Component data from apps and pages:
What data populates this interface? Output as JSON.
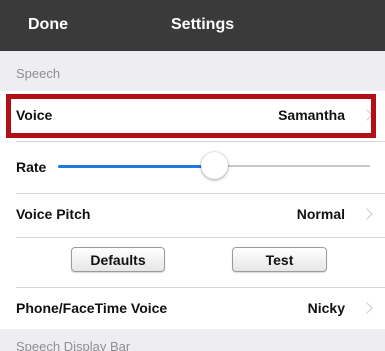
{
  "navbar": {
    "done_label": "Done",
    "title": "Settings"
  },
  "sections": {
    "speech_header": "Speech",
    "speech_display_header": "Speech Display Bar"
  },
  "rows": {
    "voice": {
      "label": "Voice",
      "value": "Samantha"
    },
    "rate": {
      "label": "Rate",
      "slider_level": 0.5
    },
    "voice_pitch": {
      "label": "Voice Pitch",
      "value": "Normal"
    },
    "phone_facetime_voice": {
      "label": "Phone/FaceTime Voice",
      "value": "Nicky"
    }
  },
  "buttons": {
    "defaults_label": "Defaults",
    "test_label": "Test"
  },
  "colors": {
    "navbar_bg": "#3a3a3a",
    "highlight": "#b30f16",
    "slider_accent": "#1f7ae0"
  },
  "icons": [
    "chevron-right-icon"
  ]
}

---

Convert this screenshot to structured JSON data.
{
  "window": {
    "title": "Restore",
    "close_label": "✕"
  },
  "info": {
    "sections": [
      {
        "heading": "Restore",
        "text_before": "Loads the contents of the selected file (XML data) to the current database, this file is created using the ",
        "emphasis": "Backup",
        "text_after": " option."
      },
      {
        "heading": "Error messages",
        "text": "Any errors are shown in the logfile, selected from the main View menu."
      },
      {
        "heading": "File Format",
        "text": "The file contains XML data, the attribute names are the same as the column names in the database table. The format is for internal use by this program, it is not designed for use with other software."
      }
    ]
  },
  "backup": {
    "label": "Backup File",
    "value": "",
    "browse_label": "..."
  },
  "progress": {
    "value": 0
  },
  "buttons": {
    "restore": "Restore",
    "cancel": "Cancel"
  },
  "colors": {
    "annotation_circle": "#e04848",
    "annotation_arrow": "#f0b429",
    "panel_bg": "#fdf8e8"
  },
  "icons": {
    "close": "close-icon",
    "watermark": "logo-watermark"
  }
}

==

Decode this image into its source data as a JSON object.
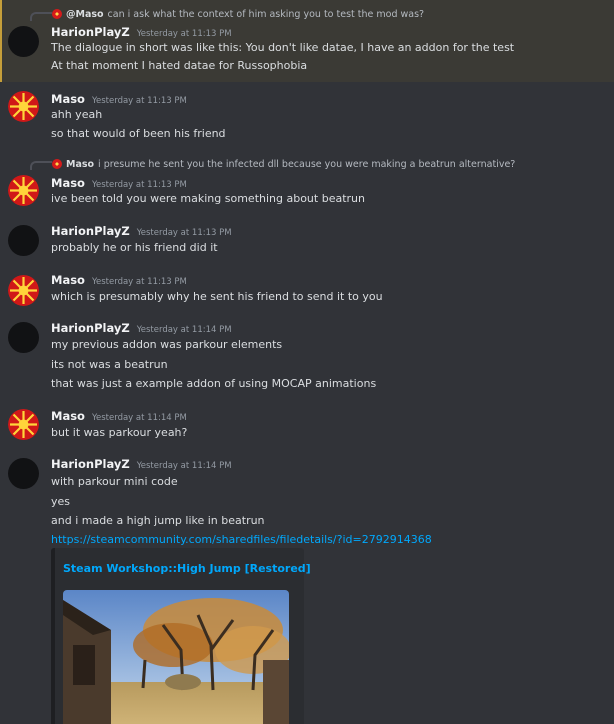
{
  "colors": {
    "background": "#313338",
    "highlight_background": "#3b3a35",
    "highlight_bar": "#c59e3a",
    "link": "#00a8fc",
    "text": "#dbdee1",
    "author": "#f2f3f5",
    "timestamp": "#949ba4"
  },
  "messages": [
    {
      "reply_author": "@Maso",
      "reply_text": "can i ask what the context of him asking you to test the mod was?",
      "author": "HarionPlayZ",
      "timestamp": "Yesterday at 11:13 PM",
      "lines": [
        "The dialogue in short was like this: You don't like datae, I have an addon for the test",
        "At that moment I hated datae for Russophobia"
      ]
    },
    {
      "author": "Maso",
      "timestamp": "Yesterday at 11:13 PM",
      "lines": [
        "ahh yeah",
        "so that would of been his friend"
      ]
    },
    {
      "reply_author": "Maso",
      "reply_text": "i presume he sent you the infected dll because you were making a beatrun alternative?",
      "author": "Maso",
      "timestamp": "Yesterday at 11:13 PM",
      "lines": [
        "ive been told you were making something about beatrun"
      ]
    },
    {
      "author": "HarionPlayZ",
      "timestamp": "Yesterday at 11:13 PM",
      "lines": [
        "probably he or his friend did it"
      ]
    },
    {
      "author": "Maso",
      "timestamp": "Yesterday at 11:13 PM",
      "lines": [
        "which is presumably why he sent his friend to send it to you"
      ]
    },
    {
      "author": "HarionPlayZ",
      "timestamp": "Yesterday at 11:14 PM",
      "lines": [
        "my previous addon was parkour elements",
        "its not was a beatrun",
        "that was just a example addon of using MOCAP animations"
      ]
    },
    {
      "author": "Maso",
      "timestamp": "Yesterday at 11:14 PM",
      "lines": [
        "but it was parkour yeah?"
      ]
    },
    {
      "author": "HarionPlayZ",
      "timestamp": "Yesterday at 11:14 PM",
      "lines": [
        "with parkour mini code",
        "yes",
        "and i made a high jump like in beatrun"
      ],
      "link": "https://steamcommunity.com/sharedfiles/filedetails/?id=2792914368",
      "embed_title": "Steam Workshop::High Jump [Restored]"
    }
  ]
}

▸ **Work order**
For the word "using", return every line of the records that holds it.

▸ **Answer to this task**
        "text_before": "Loads the contents of the selected file (XML data) to the current database, this file is created using the ",
        "that was just a example addon of using MOCAP animations"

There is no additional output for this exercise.